SAP 2009 – manufacturers can add their heat pumps to a database which contains the COP.
8. Innovative Technologies
SAP 2005 – introduced Appendix Q, enabling innovative technologies to be appended as they are introduced.
SAP 2009 – maintains Appendix Q and allows for the addition of multiple systems.
9. CO2 Emission Factors
SAP 2009 - revises Co2 emissions per kWh of fuel used. Examples: the factor for electricity increases from 0.422 to 0.517, i.e. a 23% increase. By contrast, mains gas goes up from 0.194 to 0.198¯a 2% increase.
Revisions require substantial drop in the emissions associated with community heating schemes running on waste combustion (down 30%), biomass (down 48%) and biogas (down 28%).
In individual heating systems, wood chip emissions go down (64%); wood pellets in bags emissions go up (12%). The reasons for these changes are - in part – due to the fact that more factors are now included in the calculation, such as transport.
These changes make the achievement of a zero, or low carbon, home more difficult if individual heating systems are utilized. If, however, community heating systems are in use, the low carbon ambition becomes more realisable.
10. Lights, Appliances and Cooking
SAP 2009 – there are two ways of assessing the contribution of lights, appliances and cooking, as well as taking into account the people-based heat gains, solar gains and pipework heat gain.

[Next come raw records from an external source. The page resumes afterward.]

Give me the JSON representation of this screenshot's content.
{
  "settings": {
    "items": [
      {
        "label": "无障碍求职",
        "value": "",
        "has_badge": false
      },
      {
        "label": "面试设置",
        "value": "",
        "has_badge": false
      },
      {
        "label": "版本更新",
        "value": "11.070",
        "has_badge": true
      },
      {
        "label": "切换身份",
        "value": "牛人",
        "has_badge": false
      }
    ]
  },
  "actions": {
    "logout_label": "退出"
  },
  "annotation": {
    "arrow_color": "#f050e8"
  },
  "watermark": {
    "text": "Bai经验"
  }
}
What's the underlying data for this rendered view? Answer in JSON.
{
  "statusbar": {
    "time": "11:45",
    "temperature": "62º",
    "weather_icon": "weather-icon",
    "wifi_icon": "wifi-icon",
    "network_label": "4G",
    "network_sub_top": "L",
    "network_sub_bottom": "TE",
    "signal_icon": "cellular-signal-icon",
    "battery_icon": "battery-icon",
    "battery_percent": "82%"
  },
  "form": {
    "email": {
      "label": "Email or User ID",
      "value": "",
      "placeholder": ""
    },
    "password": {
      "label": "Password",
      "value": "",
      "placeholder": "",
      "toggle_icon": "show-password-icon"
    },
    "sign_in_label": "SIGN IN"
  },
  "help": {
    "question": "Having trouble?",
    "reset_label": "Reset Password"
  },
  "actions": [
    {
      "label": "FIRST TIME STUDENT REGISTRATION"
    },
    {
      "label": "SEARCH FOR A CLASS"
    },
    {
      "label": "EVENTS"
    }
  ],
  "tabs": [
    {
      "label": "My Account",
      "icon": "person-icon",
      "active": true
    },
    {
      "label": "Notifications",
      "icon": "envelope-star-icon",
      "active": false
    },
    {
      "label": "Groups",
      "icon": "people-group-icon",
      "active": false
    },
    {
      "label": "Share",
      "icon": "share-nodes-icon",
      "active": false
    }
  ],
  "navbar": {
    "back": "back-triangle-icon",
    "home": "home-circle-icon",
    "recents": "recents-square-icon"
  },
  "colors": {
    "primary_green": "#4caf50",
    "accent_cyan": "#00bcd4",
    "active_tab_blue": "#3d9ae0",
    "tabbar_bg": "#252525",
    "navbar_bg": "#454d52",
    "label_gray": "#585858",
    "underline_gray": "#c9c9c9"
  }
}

The DER will assume a level of gains that is around 33% lower than that assumed in the SAP rating. The aim of this change is require developers to reduce the energy demand of the build to levels that assume the presence and widespread use of low-energy appliances and lighting.
The SAP incidental gains are used for the cooling and summer overheating assessments.
SAP 2009 will have a significant impact in the following ways:
- Cavity walls need to be sealed and insulated
- Detailed attention should be paid to thermal bridges throughout the property
Energy Performance Certificates
Energy Performance Certificates (SAP EPC) are necessary for all new build projects using SAP 2009 Methodology, and progressed by an OCDEA (On Construction DEA).
Note: SAP 2009 requires Design Stage SAP Calculations to be submitted before work starts on site.
Quality Assured SAP 2009 Energy Ratings
Our SAP 2009 software is approved by BRE on behalf of the Department for Environment, Food and Rural Affairs (DEFRA), The Department of Communities and Local Government (DCLG), the Scottish Executive, The National Assembly for Wales and the Department of Finance and Personnel.